Sydney Adventist Hospital
« View pages

Clinical Specialties - Cancer

Melanoma

Skin & Soft Tissue MDTMelanoma is a cancer that forms in melanocytes, the skin cells that produce a brown pigment known as melanin. These are the cells that darken when exposed to the sun, a protective response to shield the deeper layers of the skin from the harmful effects of UV rays. But, unlike other forms of skin cancer, melanoma may develop in parts of the body not normally exposed to sunlight, such as the groin or bottoms of the feet. It may also form in the eye.

The skin cancer experts at Sydney Adventist Hospital use several methods to confirm your diagnosis and determine the stage of your disease. They have experience with early-stage as well as complex cancer; have access to advanced diagnostic tools and a wide range of treatments, including clinical trials. At the same time, our supportive clinicians help you manage side effects to support your quality of life. Explore this section to learn more about melanoma, its side effects and your treatment options.

About melanoma

Melanoma starts in the body’s pigment-producing cells, called melanocytes. The skin and the eyes are the two most commonly affected areas. It is thought that melanomas form as a result of damage to the genetic material in melanocytes, caused by ultraviolet (UV) light both from the sun and indoor tanning beds.

It’s also possible for melanoma to develop in parts of your body not exposed to sunlight, such as the membranes lining your eyes, sinuses, anus, or vagina, though this is relatively rare. Contrary to common belief any person, regardless of their skin colour, race, ethnicity, gender, or age, can develop melanoma. 

According to the Cancer Council of Australia, melanoma is the fourth most common cancer diagnosed in Australia, which along with New Zealand has the world's highest incidence rate for melanoma. Melanoma is more commonly diagnosed in men than women. The risk of being diagnosed with melanoma by age 85 is 1 in 13 for men compared to 1 in 22 for women.

In 2014, 13,134 new cases of melanoma were diagnosed in Australia, accounting for nearly one in ten cancer diagnoses.

What are the symptoms of melanoma?
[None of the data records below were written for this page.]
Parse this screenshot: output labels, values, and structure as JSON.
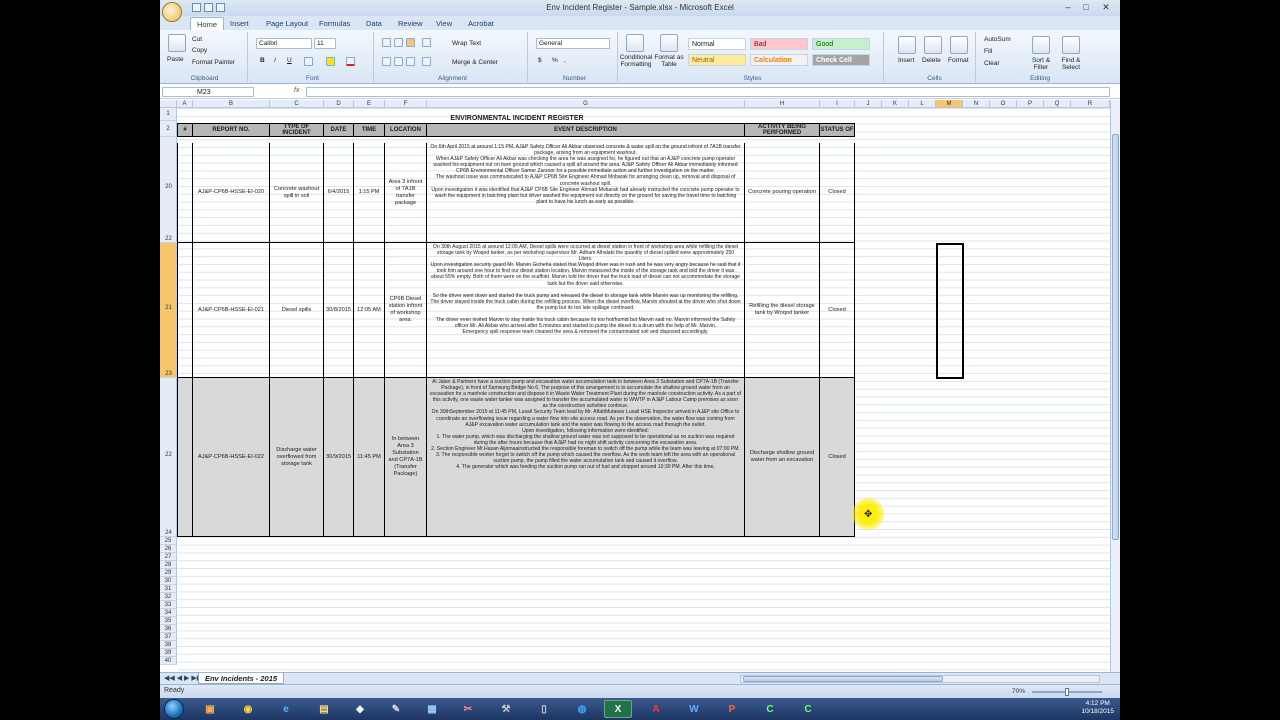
{
  "window": {
    "title": "Env Incident Register - Sample.xlsx - Microsoft Excel",
    "minimize": "–",
    "maximize": "□",
    "close": "✕"
  },
  "tabs": [
    "Home",
    "Insert",
    "Page Layout",
    "Formulas",
    "Data",
    "Review",
    "View",
    "Acrobat"
  ],
  "ribbon": {
    "clipboard": {
      "label": "Clipboard",
      "paste": "Paste",
      "cut": "Cut",
      "copy": "Copy",
      "format_painter": "Format Painter"
    },
    "font": {
      "label": "Font",
      "name": "Calibri",
      "size": "11",
      "bold": "B",
      "italic": "I",
      "underline": "U"
    },
    "alignment": {
      "label": "Alignment",
      "wrap_text": "Wrap Text",
      "merge_center": "Merge & Center"
    },
    "number": {
      "label": "Number",
      "format": "General",
      "currency": "$",
      "percent": "%",
      "comma": ","
    },
    "styles": {
      "label": "Styles",
      "conditional": "Conditional Formatting",
      "format_table": "Format as Table",
      "normal": "Normal",
      "bad": "Bad",
      "good": "Good",
      "neutral": "Neutral",
      "calculation": "Calculation",
      "check_cell": "Check Cell"
    },
    "cells": {
      "label": "Cells",
      "insert": "Insert",
      "delete": "Delete",
      "format": "Format"
    },
    "editing": {
      "label": "Editing",
      "autosum": "AutoSum",
      "fill": "Fill",
      "clear": "Clear",
      "sort_filter": "Sort & Filter",
      "find_select": "Find & Select"
    }
  },
  "formula_bar": {
    "name_box": "M23",
    "fx": "fx",
    "value": ""
  },
  "columns": [
    "A",
    "B",
    "C",
    "D",
    "E",
    "F",
    "G",
    "H",
    "I",
    "J",
    "K",
    "L",
    "M",
    "N",
    "O",
    "P",
    "Q",
    "R"
  ],
  "row_numbers_top": [
    "1",
    "2"
  ],
  "row_numbers_mid": [
    "22",
    "23",
    "24"
  ],
  "row_numbers_bottom": [
    "25",
    "26",
    "27",
    "28",
    "29",
    "30",
    "31",
    "32",
    "33",
    "34",
    "35",
    "36",
    "37",
    "38",
    "39",
    "40"
  ],
  "sheet": {
    "title": "ENVIRONMENTAL INCIDENT REGISTER",
    "headers": [
      "#",
      "REPORT NO.",
      "TYPE OF INCIDENT",
      "DATE",
      "TIME",
      "LOCATION",
      "EVENT DESCRIPTION",
      "ACTIVITY BEING PERFORMED",
      "STATUS OF"
    ],
    "rows": [
      {
        "num": "20",
        "report": "AJ&P-CP6B-HSSE-EI-020",
        "type": "Concrete washout spill in soil",
        "date": "6/4/2015",
        "time": "1:15 PM",
        "location": "Area 3 infront of 7A1B transfer package",
        "description": "On 6th April 2015 at around 1:15 PM, AJ&P Safety Officer Ali Akbar observed concrete & water spill on the ground infront of 7A1B transfer package, arising from an equipment washout.\nWhen AJ&P Safety Officer Ali Akbar was checking the area he was assigned for, he figured out that an AJ&P concrete pump operator washed his equipment out on bare ground which caused a spill all around the area. AJ&P Safety Officer Ali Akbar immediately informed CP6B Environmental Officer Samer Zarzoor for a possible immediate action and further investigation on the matter.\nThe washout issue was communicated to AJ&P CP6B Site Engineer Ahmad Mobarak for arranging clean up, removal and disposal of concrete washout spill.\nUpon investigation it was identified that AJ&P CP6B Site Engineer Ahmad Mobarak had already instructed the concrete pump operator to wash the equipment in batching plant but driver washed the equipment out directly on the ground for saving the travel time to batching plant to have his lunch as early as possible.",
        "activity": "Concrete pouring operation",
        "status": "Closed"
      },
      {
        "num": "21",
        "report": "AJ&P-CP6B-HSSE-EI-021",
        "type": "Diesel spills",
        "date": "30/8/2015",
        "time": "12:05 AM",
        "location": "CP6B Diesel station infront of workshop area.",
        "description": "On 30th August 2015 at around 12:05 AM, Diesel spills were occurred at diesel station in front of workshop area while refilling the diesel storage tank by Woqod tanker, as per workshop supervisor Mr. Adham Alhalabi the quantity of diesel spilled were approximately 250 Liters.\nUpon investigation security guard Mr. Marvin Gicheha stated that Woqod driver was in rush and he was very angry because he said that it took him around one hour to find our diesel station location, Marvin measured the inside of the storage tank and told the driver it was about 55% empty. Both of them were on the scaffold. Marvin told the driver that the truck load of diesel can not accommodate the storage tank but the driver said otherwise.\n\nSo the driver went down and started the truck pump and released the diesel to storage tank while Marvin was up monitoring the refilling. The driver stayed inside the truck cabin during the refilling process. When the diesel overflow, Marvin shouted at the driver who shut down the pump but its too late spillage continued.\n\nThe driver even invited Marvin to stay inside his truck cabin because its too hot/humid but Marvin said no. Marvin informed the Safety officer Mr. Ali Akbar who arrived after 5 minutes and started to pump the diesel to a drum with the help of Mr. Marvin.\nEmergency spill response team cleaned the area & removed the contaminated soil and disposed accordingly.",
        "activity": "Refilling the diesel storage tank by Woqod tanker",
        "status": "Closed"
      },
      {
        "num": "22",
        "report": "AJ&P-CP6B-HSSE-EI-022",
        "type": "Discharge water overflowed from storage tank",
        "date": "30/9/2015",
        "time": "11:45 PM",
        "location": "In between Area 3 Substation and CP7A-1B (Transfer Package)",
        "description": "Al Jaber & Partners have a suction pump and excavation water accumulation tank in between Area 3 Substation and CP7A-1B (Transfer Package), in front of Samsung Bridge No.6. The purpose of this arrangement is to accumulate the shallow ground water from an excavation for a manhole construction and dispose it in Waste Water Treatment Plant during the manhole construction activity. As a part of this activity, one waste water tanker was assigned to transfer the accumulated water to WWTP in AJ&P Labour Camp premises as soon as the construction activities continue.\nOn 30thSeptember 2015 at 11:45 PM, Lusail Security Team lead by Mr. AftabMutawar Lusail HSE Inspector arrived in AJ&P site Office to coordinate an overflowing issue regarding a water flow into site access road. As per the observation, the water flow was coming from AJ&P excavation water accumulation tank and the water was flowing to the access road through the outlet.\nUpon investigation, following information were identified:\n1. The water pump, which was discharging the shallow ground water was not supposed to be operational as no suction was required during the after hours because that AJ&P had no night shift activity concerning the excavation area.\n2. Section Engineer Mr.Hasan Aljomaainstructed the responsible foreman to switch off the pump while the team was leaving at 07:00 PM.\n3. The responsible worker forgot to switch off the pump which caused the overflow. As the work team left the area with an operational suction pump, the pump filled the water accumulation tank and caused it overflow.\n4. The generator which was feeding the suction pump ran out of fuel and stopped around 10:30 PM. After this time,",
        "activity": "Discharge shallow ground water from an excavation",
        "status": "Closed"
      }
    ]
  },
  "sheet_tab": "Env Incidents - 2015",
  "status": {
    "ready": "Ready",
    "zoom": "70%"
  },
  "taskbar": {
    "time": "4:12 PM",
    "date": "10/18/2015"
  }
}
In many cases, there may be no obvious symptoms of melanoma and often the first sign is a change in an existing mole or the appearance of a new spot. These changes can include:

  • Colour – a mole may change in colour or have different colour shades or become blotchy
  • Size – a mole may appear to get bigger
  • Shape – a mole may have in irregular border or may increase in height
  • Elevation – the mole may develop a raised area
  • Itching or bleeding


Other symptoms include dark areas under nails or on membranes lining the mouth, vagina or anus.

New moles and spots will appear and change during childhood, adolescence and during pregnancy and this is considered normal. However, adults who develop new spots or moles should have them examined by their doctor to rule out the possibility of melanoma.

How is melanoma diagnosed?

If you are concerned about the look or changes in appearance of a spot or mole, contact your doctor to have it examined.  Your doctor may examine you and use a dermascope (magnifying instrument). The ABCDE method is used to help identify symptoms and make a diagnosis.

  • A - Asymmetry, irregular
  • B - Border, uneven
  • C - Colour
  • D - Diameter (usually over 6mm),
  • E - Evolving (changing and growing).


If the doctor suspects melanoma, a biopsy may be carried out. This may be done by your GP or you may be referred to another specialist.

Once a diagnosis has been made, your integrated team of skin and soft tissue experts will use these test results to determine the stage or extent of the cancer which will largely influence the recommended treatment approach.

What are my treatment options for melanoma?

There are many treatment options available depending on the stage of melanoma. The most common treatment for localised (early stage) melanoma is surgery, and in the majority of cases, this is the only treatment required.

More advanced cases of melanoma where the cancer has spread to other parts of the body may require treatments such as chemotherapy, radiotherapy, immunotherapy or targeted molecular therapy.

Your doctor will recommend the best treatment option based on how far the melanoma has progressed together with other factors such as your age and general health.

Resources and useful melanoma links
Back to Top

Sydney Adventist Hospital Clinical Specialties and Services